Sources of knowledge Good (design) judgment adds value by enabling sagacious action. It takes into account the tremendous richness of reality’s complexity, which characterizes life and informs our subconscious. Good judgment involves both tacit knowledge and our subconscious, which are inseparable of the knower. For this reason Churchman prefers to define good judgment as a well-substantiated belief, which can be based on an inter-subjective boundary critique (as proposed in Wicked Solutions). For real improvements, i.e.. those exhibiting wisdom and beauty, judgment must be fed by creativity and innovation. The two final sources of support for good judgment are scientific (i.e. verifiable, non-personal) knowledge and experience.

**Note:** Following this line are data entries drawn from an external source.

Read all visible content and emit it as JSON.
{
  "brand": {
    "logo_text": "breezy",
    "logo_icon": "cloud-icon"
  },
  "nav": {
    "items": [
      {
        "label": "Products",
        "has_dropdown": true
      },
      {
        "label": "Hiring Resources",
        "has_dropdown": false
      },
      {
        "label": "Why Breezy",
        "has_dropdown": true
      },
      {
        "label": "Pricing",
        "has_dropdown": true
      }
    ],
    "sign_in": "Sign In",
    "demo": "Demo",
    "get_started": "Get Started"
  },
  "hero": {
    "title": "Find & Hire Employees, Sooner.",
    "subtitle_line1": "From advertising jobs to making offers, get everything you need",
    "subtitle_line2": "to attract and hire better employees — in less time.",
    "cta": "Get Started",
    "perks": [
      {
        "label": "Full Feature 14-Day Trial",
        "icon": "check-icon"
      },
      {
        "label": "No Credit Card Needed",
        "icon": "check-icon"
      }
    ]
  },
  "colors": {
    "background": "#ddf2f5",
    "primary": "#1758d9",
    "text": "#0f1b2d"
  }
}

Kinds of design judgment TDW makes a clear distinction between client judgment and design judgment, recalling Churchman’s client and planner categories. The client judgment concerns mostly: the approach (e.g. design or not), desiderata (i.e. that-which-is-desired i.c. by the client; the desiderata define purpose), and worth (e.g. qualities, systemic consequences). Designer judgment is more complex. First of all the designer formulates framing judgment – based on the initial client judgment – to orient the design process. (This recalls the framing step in Wicked Solutions, but there are more parallels). During the actual design process, the designer uses most if not all of 10 design judgment types: default judgments, off-hand judgments (cf. Rittel), appreciative judgments (cf. Vickers), appearance judgments, quality judgments, instrumental judgments, navigational judgments, compositional judgments, connective judgments, and core judgments. The latter link design to core values of the designer and the client. Mediative judgment balances and apportions the different types of designer judgments.

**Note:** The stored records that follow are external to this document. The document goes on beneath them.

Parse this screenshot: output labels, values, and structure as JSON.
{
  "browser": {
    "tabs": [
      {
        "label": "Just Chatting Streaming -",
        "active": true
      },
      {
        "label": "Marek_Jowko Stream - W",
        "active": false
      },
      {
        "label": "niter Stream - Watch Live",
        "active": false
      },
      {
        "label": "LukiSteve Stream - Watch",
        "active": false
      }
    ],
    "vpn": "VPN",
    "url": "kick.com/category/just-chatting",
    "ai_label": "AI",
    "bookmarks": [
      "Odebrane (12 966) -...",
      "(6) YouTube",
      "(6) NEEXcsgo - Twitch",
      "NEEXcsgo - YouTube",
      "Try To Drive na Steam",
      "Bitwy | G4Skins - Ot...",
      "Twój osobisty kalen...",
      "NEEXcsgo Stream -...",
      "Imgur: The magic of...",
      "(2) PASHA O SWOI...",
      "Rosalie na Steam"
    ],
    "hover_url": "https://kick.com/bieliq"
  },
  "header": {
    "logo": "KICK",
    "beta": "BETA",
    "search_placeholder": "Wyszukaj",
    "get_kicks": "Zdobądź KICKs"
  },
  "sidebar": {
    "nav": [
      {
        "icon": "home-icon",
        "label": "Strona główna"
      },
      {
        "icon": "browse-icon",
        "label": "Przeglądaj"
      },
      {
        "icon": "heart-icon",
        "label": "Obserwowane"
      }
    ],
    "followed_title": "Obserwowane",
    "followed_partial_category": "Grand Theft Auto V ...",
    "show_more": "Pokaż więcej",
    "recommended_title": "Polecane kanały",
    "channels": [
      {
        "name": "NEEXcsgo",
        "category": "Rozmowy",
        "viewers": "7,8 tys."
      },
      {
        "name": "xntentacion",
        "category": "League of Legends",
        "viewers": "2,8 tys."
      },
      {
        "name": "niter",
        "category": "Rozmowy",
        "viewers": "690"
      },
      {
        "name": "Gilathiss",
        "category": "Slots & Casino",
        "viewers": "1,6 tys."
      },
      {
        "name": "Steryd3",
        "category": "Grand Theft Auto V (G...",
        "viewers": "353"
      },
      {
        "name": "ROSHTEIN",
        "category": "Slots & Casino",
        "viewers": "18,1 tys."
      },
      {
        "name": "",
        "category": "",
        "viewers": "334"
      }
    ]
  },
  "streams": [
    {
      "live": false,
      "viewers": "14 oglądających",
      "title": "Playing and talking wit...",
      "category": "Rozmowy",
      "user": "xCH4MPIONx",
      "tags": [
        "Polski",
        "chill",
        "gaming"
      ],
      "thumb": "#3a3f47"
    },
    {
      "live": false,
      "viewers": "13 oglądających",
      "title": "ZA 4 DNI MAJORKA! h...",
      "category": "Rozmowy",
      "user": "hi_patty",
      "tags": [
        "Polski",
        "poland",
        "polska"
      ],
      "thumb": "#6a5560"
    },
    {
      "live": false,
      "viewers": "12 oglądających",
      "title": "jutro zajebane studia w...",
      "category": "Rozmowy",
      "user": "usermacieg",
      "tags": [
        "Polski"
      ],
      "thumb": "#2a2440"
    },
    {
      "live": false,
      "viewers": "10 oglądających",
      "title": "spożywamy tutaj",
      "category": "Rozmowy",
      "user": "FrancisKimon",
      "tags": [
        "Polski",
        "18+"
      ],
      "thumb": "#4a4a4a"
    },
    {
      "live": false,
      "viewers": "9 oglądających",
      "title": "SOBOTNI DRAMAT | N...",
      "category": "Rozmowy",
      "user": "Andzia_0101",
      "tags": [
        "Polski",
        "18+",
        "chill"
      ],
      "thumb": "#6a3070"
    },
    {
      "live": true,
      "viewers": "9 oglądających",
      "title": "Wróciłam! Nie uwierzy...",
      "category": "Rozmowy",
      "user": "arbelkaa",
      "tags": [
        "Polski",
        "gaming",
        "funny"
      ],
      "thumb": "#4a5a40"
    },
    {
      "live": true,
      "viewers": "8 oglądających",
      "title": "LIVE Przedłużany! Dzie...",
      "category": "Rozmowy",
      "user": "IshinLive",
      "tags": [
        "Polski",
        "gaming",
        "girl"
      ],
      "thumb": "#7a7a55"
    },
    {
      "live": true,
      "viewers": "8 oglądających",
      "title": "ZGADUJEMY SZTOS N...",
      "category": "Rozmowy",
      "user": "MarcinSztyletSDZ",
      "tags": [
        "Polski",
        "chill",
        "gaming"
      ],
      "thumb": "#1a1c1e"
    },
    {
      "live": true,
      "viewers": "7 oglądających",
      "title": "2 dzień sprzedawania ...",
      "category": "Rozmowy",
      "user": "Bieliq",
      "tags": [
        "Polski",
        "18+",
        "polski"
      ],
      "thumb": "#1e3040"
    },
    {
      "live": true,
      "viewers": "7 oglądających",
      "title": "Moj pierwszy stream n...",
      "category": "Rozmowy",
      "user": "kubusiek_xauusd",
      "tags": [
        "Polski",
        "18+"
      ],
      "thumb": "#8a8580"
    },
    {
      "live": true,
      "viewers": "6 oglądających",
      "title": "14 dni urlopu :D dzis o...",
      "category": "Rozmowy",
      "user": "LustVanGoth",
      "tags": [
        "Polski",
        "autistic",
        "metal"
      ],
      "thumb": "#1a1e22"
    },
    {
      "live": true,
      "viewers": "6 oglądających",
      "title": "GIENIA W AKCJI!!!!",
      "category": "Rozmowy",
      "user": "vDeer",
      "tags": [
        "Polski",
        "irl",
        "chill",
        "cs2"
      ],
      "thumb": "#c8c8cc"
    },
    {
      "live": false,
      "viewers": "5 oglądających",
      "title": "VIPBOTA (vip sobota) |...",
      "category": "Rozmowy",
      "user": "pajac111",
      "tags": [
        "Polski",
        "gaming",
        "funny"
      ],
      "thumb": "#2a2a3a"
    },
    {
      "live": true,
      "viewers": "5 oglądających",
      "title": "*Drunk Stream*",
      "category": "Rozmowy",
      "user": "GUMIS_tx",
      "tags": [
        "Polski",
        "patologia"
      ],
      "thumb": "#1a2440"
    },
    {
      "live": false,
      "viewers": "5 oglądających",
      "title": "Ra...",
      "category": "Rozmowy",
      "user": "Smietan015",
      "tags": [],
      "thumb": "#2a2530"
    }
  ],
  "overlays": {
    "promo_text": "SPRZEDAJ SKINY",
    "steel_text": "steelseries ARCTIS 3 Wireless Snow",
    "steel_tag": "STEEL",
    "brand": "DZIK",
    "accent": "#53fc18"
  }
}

Judgment as a process Client judgment is an initial necessity, but continues throughout the design process. Client judgment and designer judgment influence each other. Client judgment instills accountability, especially concerning systemic effects. Client judgment is affected by increased understanding, new ideas, and creative insights gained throughout the process. Framing judgments not only determine but also involve relationship building to enable the formation of a well-functioning design team of diverse individuals. Mediation brings together individuals and judgments in a holistic way. “This is not a process of averaging or compromise, but of instrumental intervention between absolutes, ideals, and creative ideas,” which passes back and forth from inquiry to design. (In Wicked Solutions Option one-and-a-half is used as final step to combine the best of both the actual and the ideal world into an innovative, realistic design.)

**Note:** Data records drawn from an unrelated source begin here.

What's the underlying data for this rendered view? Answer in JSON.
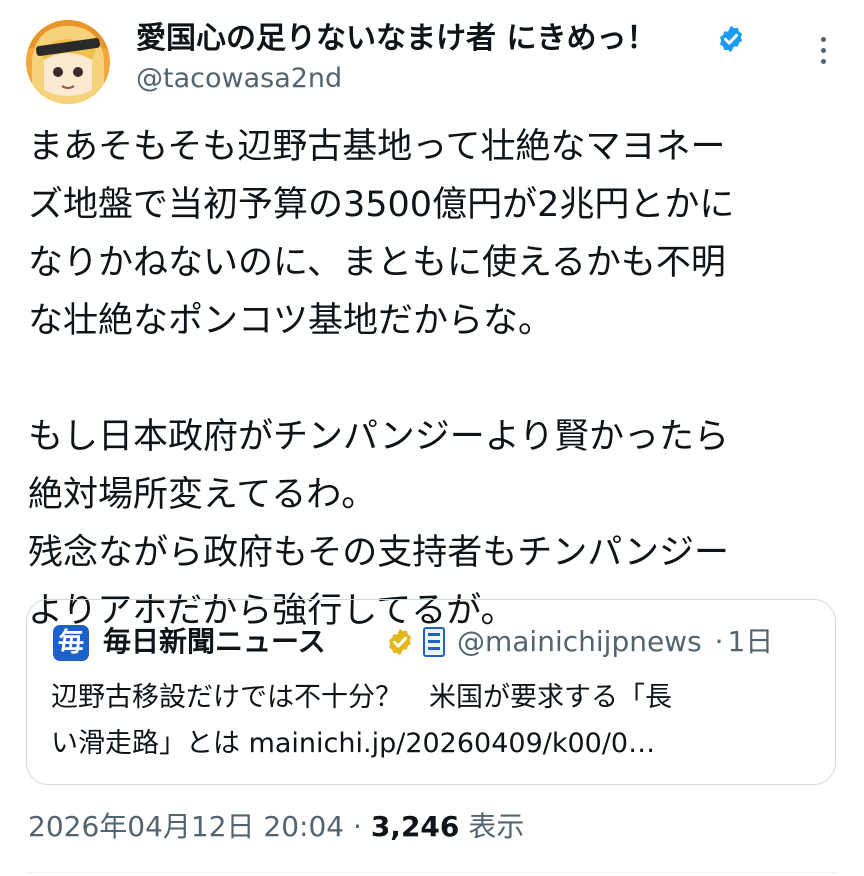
{
  "author": {
    "display_name": "愛国心の足りないなまけ者 にきめっ！",
    "handle": "@tacowasa2nd"
  },
  "tweet": {
    "lines": [
      "まあそもそも辺野古基地って壮絶なマヨネー",
      "ズ地盤で当初予算の3500億円が2兆円とかに",
      "なりかねないのに、まともに使えるかも不明",
      "な壮絶なポンコツ基地だからな。",
      "",
      "もし日本政府がチンパンジーより賢かったら",
      "絶対場所変えてるわ。",
      "残念ながら政府もその支持者もチンパンジー",
      "よりアホだから強行してるが。"
    ]
  },
  "quote": {
    "logo_glyph": "毎",
    "name": "毎日新聞ニュース",
    "handle": "@mainichijpnews",
    "separator": "·",
    "time": "1日",
    "text_lines": [
      "辺野古移設だけでは不十分？　米国が要求する「長",
      "い滑走路」とは mainichi.jp/20260409/k00/0…"
    ]
  },
  "meta": {
    "timestamp": "2026年04月12日 20:04",
    "separator": "·",
    "views_count": "3,246",
    "views_label": "表示"
  },
  "colors": {
    "text": "#0f1419",
    "secondary": "#536471",
    "verified_blue": "#1d9bf0",
    "verified_gold": "#e2b719",
    "border": "#cfd9de"
  },
  "icons": {
    "verified": "blue-check-badge-icon",
    "gold_verified": "gold-check-badge-icon",
    "org_affiliate": "newspaper-affiliate-icon",
    "more": "more-vertical-icon"
  }
}
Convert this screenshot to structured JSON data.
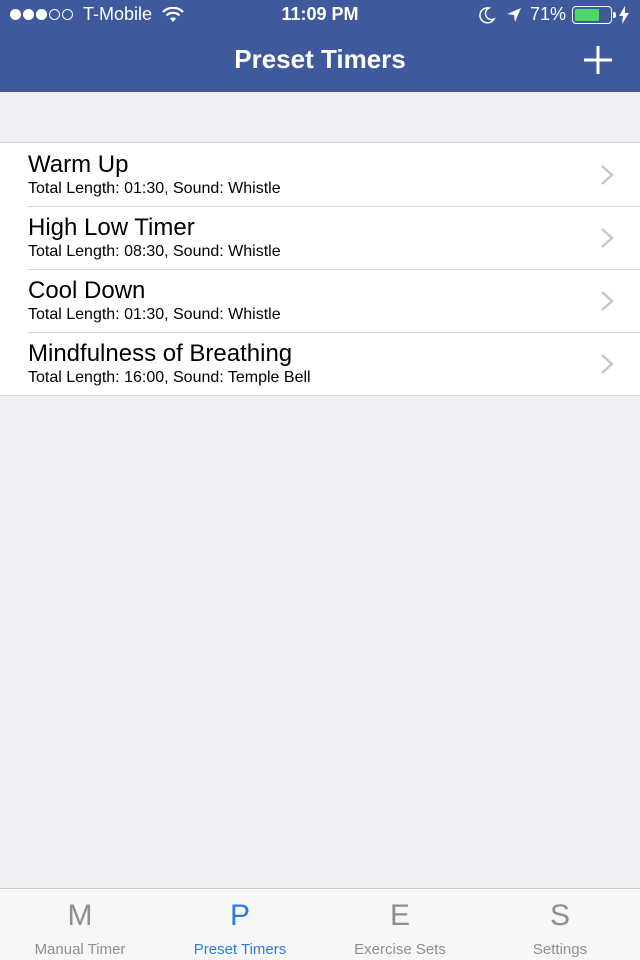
{
  "status_bar": {
    "carrier": "T-Mobile",
    "time": "11:09 PM",
    "battery_percent": "71%",
    "battery_level": 0.71,
    "signal_bars_filled": 3,
    "signal_bars_total": 5
  },
  "nav": {
    "title": "Preset Timers",
    "add_icon": "plus-icon"
  },
  "timers": [
    {
      "name": "Warm Up",
      "detail": "Total Length: 01:30, Sound: Whistle"
    },
    {
      "name": "High Low Timer",
      "detail": "Total Length: 08:30, Sound: Whistle"
    },
    {
      "name": "Cool Down",
      "detail": "Total Length: 01:30, Sound: Whistle"
    },
    {
      "name": "Mindfulness of Breathing",
      "detail": "Total Length: 16:00, Sound: Temple Bell"
    }
  ],
  "tabs": [
    {
      "letter": "M",
      "label": "Manual Timer",
      "active": false
    },
    {
      "letter": "P",
      "label": "Preset Timers",
      "active": true
    },
    {
      "letter": "E",
      "label": "Exercise Sets",
      "active": false
    },
    {
      "letter": "S",
      "label": "Settings",
      "active": false
    }
  ],
  "colors": {
    "nav_background": "#3f5a9c",
    "tab_active": "#2c7ce0",
    "tab_inactive": "#8e8e93",
    "battery_green": "#4cd964",
    "background": "#efeff4"
  }
}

Note: “Wicked Solutions” in this blog post refers to Wicked solutions: a systems approach to complex problems, published by Williams and Van ’t Hof in 2014 and available from http://gum.co/wicked. These references point to the insight that TDW provides the foundations, fundamentals, and metaphysics for understanding and assessing the limits and worth of Wicked Solutions. Bracketing indicates that the blog post can also be understood without considering the references to Wicked Solutions.